The new policy tackles this ambiguity head-on, offering a more comprehensive definition of extremism. This includes advocating for discrimination based on protected characteristics such as race, religion, gender identity, or sexual orientation. Notably, the policy explicitly prohibits any form of support for the overthrow of the government, a stipulation not clearly outlined in previous iterations.

Social Media Under Scrutiny

The Army acknowledges social media platforms’ substantial role in disseminating extremist ideologies and their capacity to reach and influence individuals. Consequently, the updated policy reflects a heightened awareness of online activities and their potential consequences.  Soldiers are now explicitly subject to disciplinary action, up to and including discharge from service, for engaging with extremist content online.
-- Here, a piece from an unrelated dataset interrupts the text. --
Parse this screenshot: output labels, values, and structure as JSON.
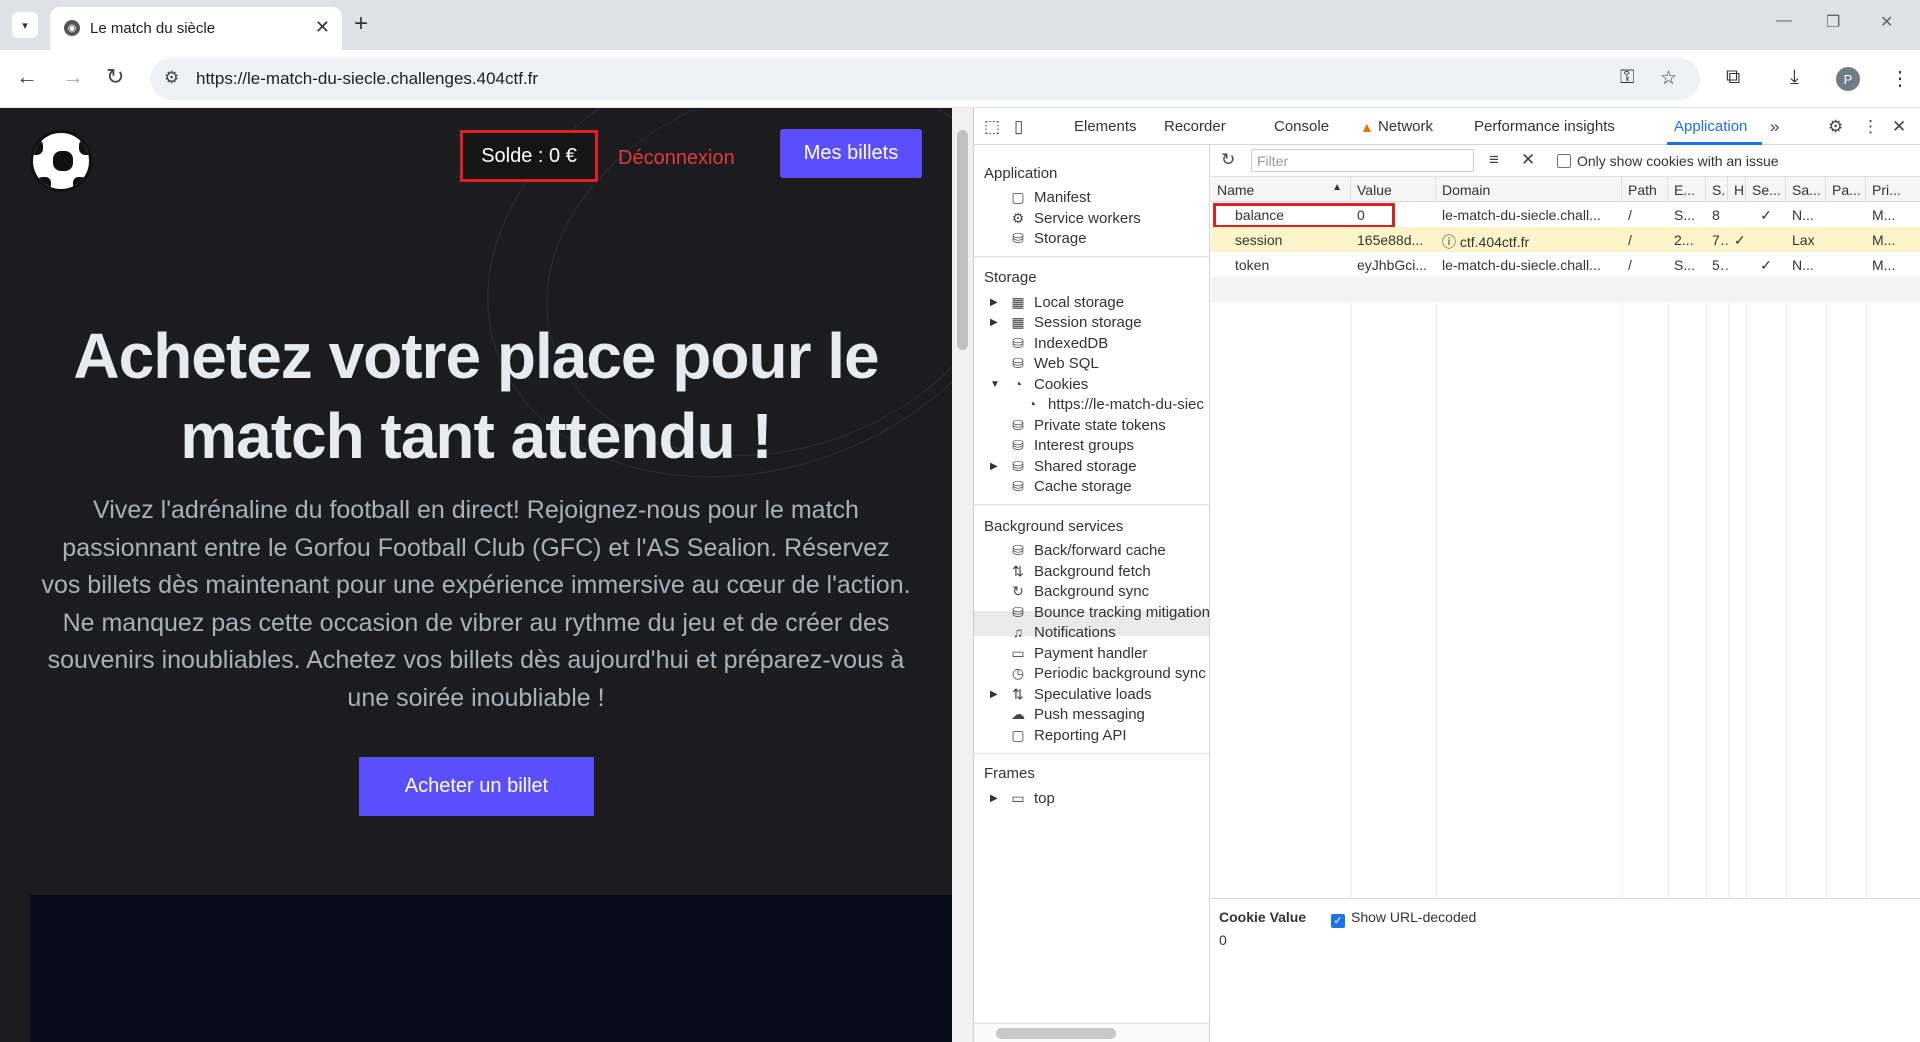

This includes actions such as liking, sharing, or posting said content.  The policy defines extremist content as material advocating for or glorifying violence, discrimination, or the overthrow of the government, aligning with the broader definition outlined in the revised guidelines.  Furthermore, engaging in such activities online could result in the loss of security clearance, hindering a soldier’s ability to perform duties requiring access to sensitive information. This emphasis on online conduct underscores the Army’s commitment to proactively mitigating the spread of extremist views and ensuring a cohesive and secure force. 
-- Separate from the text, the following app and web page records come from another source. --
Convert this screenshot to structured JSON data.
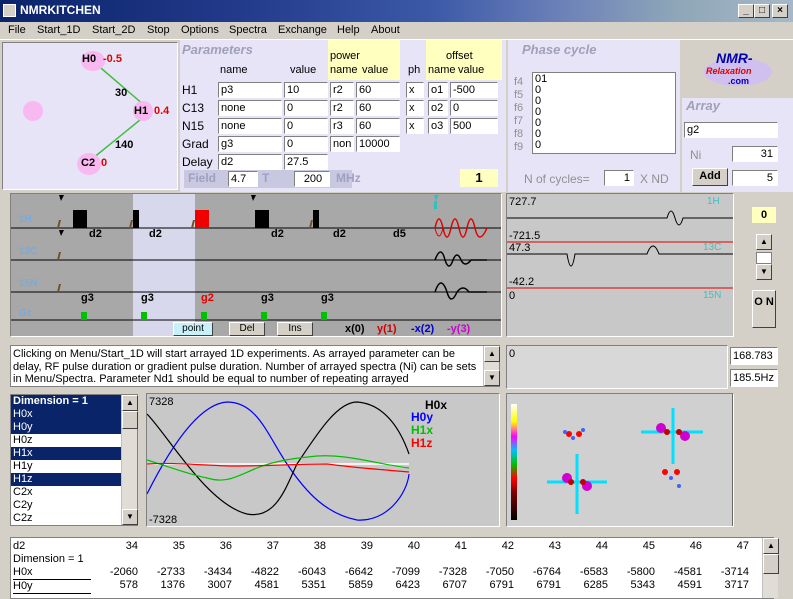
{
  "window": {
    "title": "NMRKITCHEN"
  },
  "menu": [
    "File",
    "Start_1D",
    "Start_2D",
    "Stop",
    "Options",
    "Spectra",
    "Exchange",
    "Help",
    "About"
  ],
  "spins": {
    "h0": {
      "label": "H0",
      "value": "-0.5"
    },
    "h1": {
      "label": "H1",
      "value": "0.4"
    },
    "c2": {
      "label": "C2",
      "value": "0"
    },
    "j1": "30",
    "j2": "140"
  },
  "parameters": {
    "title": "Parameters",
    "col_name": "name",
    "col_value": "value",
    "power_hdr": "power",
    "power_name": "name",
    "power_value": "value",
    "ph": "ph",
    "offset_hdr": "offset",
    "offset_name": "name",
    "offset_value": "value",
    "rows": [
      {
        "label": "H1",
        "name": "p3",
        "value": "10",
        "pname": "r2",
        "pvalue": "60",
        "ph": "x",
        "oname": "o1",
        "ovalue": "-500"
      },
      {
        "label": "C13",
        "name": "none",
        "value": "0",
        "pname": "r2",
        "pvalue": "60",
        "ph": "x",
        "oname": "o2",
        "ovalue": "0"
      },
      {
        "label": "N15",
        "name": "none",
        "value": "0",
        "pname": "r3",
        "pvalue": "60",
        "ph": "x",
        "oname": "o3",
        "ovalue": "500"
      },
      {
        "label": "Grad",
        "name": "g3",
        "value": "0",
        "pname": "non",
        "pvalue": "10000"
      },
      {
        "label": "Delay",
        "name": "d2",
        "value": "27.5"
      }
    ],
    "field_label": "Field",
    "field_value": "4.7",
    "t_label": "T",
    "t_value": "200",
    "mhz_label": "MHz",
    "counter": "1"
  },
  "phase_cycle": {
    "title": "Phase cycle",
    "labels": [
      "f4",
      "f5",
      "f6",
      "f7",
      "f8",
      "f9"
    ],
    "values": [
      "01",
      "0",
      "0",
      "0",
      "0",
      "0",
      "0"
    ],
    "ncycles_label": "N of cycles=",
    "ncycles_value": "1",
    "nd_label": "X ND"
  },
  "logo": {
    "line1": "NMR-",
    "line2": "Relaxation",
    "line3": ".com"
  },
  "array": {
    "title": "Array",
    "param": "g2",
    "ni_label": "Ni",
    "ni_value": "31",
    "add_label": "Add",
    "add_value": "5"
  },
  "sequence": {
    "channels": [
      "1H",
      "13C",
      "15N",
      "Gz"
    ],
    "delays_h": [
      "d2",
      "d2",
      "d2",
      "d2",
      "d5"
    ],
    "grads": [
      "g3",
      "g3",
      "g2",
      "g3",
      "g3"
    ],
    "btn_point": "point",
    "btn_del": "Del",
    "btn_ins": "Ins",
    "phases": [
      {
        "text": "x(0)",
        "color": "#000000"
      },
      {
        "text": "y(1)",
        "color": "#d00000"
      },
      {
        "text": "-x(2)",
        "color": "#0000d0"
      },
      {
        "text": "-y(3)",
        "color": "#d000d0"
      }
    ]
  },
  "spectra_top": {
    "v1": "727.7",
    "v2": "-721.5",
    "v3": "47.3",
    "v4": "-42.2",
    "v5": "0",
    "lbl1": "1H",
    "lbl2": "13C",
    "lbl3": "15N"
  },
  "right_ctrl": {
    "value": "0",
    "on_label": "O N"
  },
  "info_text": "Clicking on Menu/Start_1D will start arrayed 1D experiments. As arrayed parameter can be delay, RF pulse duration or gradient pulse duration. Number of arrayed spectra (Ni) can be sets in Menu/Spectra. Parameter Nd1 should be equal to number of repeating arrayed",
  "mid_right": {
    "v0": "0",
    "f1": "168.783",
    "f2": "185.5Hz"
  },
  "dimension_list": {
    "items": [
      "Dimension = 1",
      "H0x",
      "H0y",
      "H0z",
      "H1x",
      "H1y",
      "H1z",
      "C2x",
      "C2y",
      "C2z"
    ],
    "selected": [
      0,
      1,
      2,
      4,
      6
    ]
  },
  "plot": {
    "ymax": "7328",
    "ymin": "-7328",
    "legend": [
      {
        "name": "H0x",
        "color": "#000000"
      },
      {
        "name": "H0y",
        "color": "#0000ff"
      },
      {
        "name": "H1x",
        "color": "#00c000"
      },
      {
        "name": "H1z",
        "color": "#ff0000"
      }
    ]
  },
  "table": {
    "row_labels": [
      "d2",
      "Dimension = 1",
      "H0x",
      "H0y"
    ],
    "columns": [
      "34",
      "35",
      "36",
      "37",
      "38",
      "39",
      "40",
      "41",
      "42",
      "43",
      "44",
      "45",
      "46",
      "47"
    ],
    "h0x": [
      "-2060",
      "-2733",
      "-3434",
      "-4822",
      "-6043",
      "-6642",
      "-7099",
      "-7328",
      "-7050",
      "-6764",
      "-6583",
      "-5800",
      "-4581",
      "-3714"
    ],
    "h0y": [
      "578",
      "1376",
      "3007",
      "4581",
      "5351",
      "5859",
      "6423",
      "6707",
      "6791",
      "6791",
      "6285",
      "5343",
      "4591",
      "3717"
    ]
  }
}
Increased Accountability and Transparency

To ensure effective implementation and enforcement of the revised policy, the Army will enhance reporting requirements and implement mandatory training programs for all personnel. The Army’s inspector general will also play a more active role, submitting quarterly reports to the Army secretary detailing allegations, ongoing investigations, and relevant data on extremism within the ranks.

Closing the Gap Between Threat and Response

The updated guidelines are a direct response to the evolving nature of extremist groups, which often leverage social media and coded language to evade detection. While the military has faced criticism for its handling of extremism within its ranks, particularly after the January 6th attack, the new policy signals a more proactive and assertive approach. By clearly defining prohibited activities, emphasizing social media conduct, and enhancing accountability measures, the Army aims to create a more hostile environment for extremism to take root.